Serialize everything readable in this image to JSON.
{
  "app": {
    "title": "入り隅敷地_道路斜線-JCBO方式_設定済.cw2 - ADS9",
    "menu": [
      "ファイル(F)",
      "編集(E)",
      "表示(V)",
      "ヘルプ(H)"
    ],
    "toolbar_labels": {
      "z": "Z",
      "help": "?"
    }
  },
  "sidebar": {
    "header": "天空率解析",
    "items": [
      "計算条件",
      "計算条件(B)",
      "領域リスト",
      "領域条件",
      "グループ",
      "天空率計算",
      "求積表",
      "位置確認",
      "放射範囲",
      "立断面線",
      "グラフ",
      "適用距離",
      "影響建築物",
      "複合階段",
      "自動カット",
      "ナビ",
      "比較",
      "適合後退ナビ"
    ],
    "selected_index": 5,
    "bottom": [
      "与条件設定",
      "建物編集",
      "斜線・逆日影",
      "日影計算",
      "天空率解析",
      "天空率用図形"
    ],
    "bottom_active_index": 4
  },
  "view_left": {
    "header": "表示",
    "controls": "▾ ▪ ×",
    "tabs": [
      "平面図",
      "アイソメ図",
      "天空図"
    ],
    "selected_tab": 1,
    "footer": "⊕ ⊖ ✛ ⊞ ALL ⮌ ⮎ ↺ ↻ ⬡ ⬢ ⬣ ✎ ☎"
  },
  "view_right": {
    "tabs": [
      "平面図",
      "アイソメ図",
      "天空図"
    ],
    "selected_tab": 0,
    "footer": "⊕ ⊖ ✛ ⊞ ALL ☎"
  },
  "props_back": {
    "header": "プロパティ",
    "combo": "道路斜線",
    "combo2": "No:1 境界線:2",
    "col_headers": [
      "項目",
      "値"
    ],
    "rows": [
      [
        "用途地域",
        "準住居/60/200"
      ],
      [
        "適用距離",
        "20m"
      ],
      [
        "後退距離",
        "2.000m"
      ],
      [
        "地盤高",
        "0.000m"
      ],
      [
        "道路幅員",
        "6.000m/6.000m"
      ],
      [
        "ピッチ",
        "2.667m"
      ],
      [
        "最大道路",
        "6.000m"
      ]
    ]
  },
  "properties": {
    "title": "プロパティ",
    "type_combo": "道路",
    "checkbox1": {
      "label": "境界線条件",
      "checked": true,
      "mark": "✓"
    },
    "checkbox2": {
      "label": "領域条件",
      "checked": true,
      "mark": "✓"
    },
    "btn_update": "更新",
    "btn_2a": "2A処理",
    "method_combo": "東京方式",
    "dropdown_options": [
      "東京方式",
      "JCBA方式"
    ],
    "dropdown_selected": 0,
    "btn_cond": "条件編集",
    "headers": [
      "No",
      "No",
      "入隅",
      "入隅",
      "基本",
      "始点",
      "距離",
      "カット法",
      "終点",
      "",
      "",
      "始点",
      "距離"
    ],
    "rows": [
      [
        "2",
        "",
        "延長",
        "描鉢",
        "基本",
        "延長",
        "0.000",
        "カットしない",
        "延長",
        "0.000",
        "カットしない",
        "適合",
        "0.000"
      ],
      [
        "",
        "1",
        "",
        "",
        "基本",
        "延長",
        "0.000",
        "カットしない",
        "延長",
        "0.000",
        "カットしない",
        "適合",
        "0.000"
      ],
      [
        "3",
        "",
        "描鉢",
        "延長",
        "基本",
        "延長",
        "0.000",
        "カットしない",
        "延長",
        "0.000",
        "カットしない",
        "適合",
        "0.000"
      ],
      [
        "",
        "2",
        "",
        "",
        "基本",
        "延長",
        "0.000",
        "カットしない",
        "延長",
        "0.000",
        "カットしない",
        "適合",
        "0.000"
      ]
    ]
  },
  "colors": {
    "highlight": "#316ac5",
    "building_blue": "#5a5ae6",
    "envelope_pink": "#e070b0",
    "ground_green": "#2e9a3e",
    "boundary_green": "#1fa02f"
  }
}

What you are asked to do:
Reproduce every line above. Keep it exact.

Answer space:
Serialize everything readable in this image to JSON.
{
  "app": {
    "title": "入り隅敷地_道路斜線-JCBO方式_設定済.cw2 - ADS9",
    "menu": [
      "ファイル(F)",
      "編集(E)",
      "表示(V)",
      "ヘルプ(H)"
    ],
    "toolbar_labels": {
      "z": "Z",
      "help": "?"
    }
  },
  "sidebar": {
    "header": "天空率解析",
    "items": [
      "計算条件",
      "計算条件(B)",
      "領域リスト",
      "領域条件",
      "グループ",
      "天空率計算",
      "求積表",
      "位置確認",
      "放射範囲",
      "立断面線",
      "グラフ",
      "適用距離",
      "影響建築物",
      "複合階段",
      "自動カット",
      "ナビ",
      "比較",
      "適合後退ナビ"
    ],
    "selected_index": 5,
    "bottom": [
      "与条件設定",
      "建物編集",
      "斜線・逆日影",
      "日影計算",
      "天空率解析",
      "天空率用図形"
    ],
    "bottom_active_index": 4
  },
  "view_left": {
    "header": "表示",
    "controls": "▾ ▪ ×",
    "tabs": [
      "平面図",
      "アイソメ図",
      "天空図"
    ],
    "selected_tab": 1,
    "footer": "⊕ ⊖ ✛ ⊞ ALL ⮌ ⮎ ↺ ↻ ⬡ ⬢ ⬣ ✎ ☎"
  },
  "view_right": {
    "tabs": [
      "平面図",
      "アイソメ図",
      "天空図"
    ],
    "selected_tab": 0,
    "footer": "⊕ ⊖ ✛ ⊞ ALL ☎"
  },
  "props_back": {
    "header": "プロパティ",
    "combo": "道路斜線",
    "combo2": "No:1 境界線:2",
    "col_headers": [
      "項目",
      "値"
    ],
    "rows": [
      [
        "用途地域",
        "準住居/60/200"
      ],
      [
        "適用距離",
        "20m"
      ],
      [
        "後退距離",
        "2.000m"
      ],
      [
        "地盤高",
        "0.000m"
      ],
      [
        "道路幅員",
        "6.000m/6.000m"
      ],
      [
        "ピッチ",
        "2.667m"
      ],
      [
        "最大道路",
        "6.000m"
      ]
    ]
  },
  "properties": {
    "title": "プロパティ",
    "type_combo": "道路",
    "checkbox1": {
      "label": "境界線条件",
      "checked": true,
      "mark": "✓"
    },
    "checkbox2": {
      "label": "領域条件",
      "checked": true,
      "mark": "✓"
    },
    "btn_update": "更新",
    "btn_2a": "2A処理",
    "method_combo": "東京方式",
    "dropdown_options": [
      "東京方式",
      "JCBA方式"
    ],
    "dropdown_selected": 0,
    "btn_cond": "条件編集",
    "headers": [
      "No",
      "No",
      "入隅",
      "入隅",
      "基本",
      "始点",
      "距離",
      "カット法",
      "終点",
      "",
      "",
      "始点",
      "距離"
    ],
    "rows": [
      [
        "2",
        "",
        "延長",
        "描鉢",
        "基本",
        "延長",
        "0.000",
        "カットしない",
        "延長",
        "0.000",
        "カットしない",
        "適合",
        "0.000"
      ],
      [
        "",
        "1",
        "",
        "",
        "基本",
        "延長",
        "0.000",
        "カットしない",
        "延長",
        "0.000",
        "カットしない",
        "適合",
        "0.000"
      ],
      [
        "3",
        "",
        "描鉢",
        "延長",
        "基本",
        "延長",
        "0.000",
        "カットしない",
        "延長",
        "0.000",
        "カットしない",
        "適合",
        "0.000"
      ],
      [
        "",
        "2",
        "",
        "",
        "基本",
        "延長",
        "0.000",
        "カットしない",
        "延長",
        "0.000",
        "カットしない",
        "適合",
        "0.000"
      ]
    ]
  },
  "colors": {
    "highlight": "#316ac5",
    "building_blue": "#5a5ae6",
    "envelope_pink": "#e070b0",
    "ground_green": "#2e9a3e",
    "boundary_green": "#1fa02f"
  }
}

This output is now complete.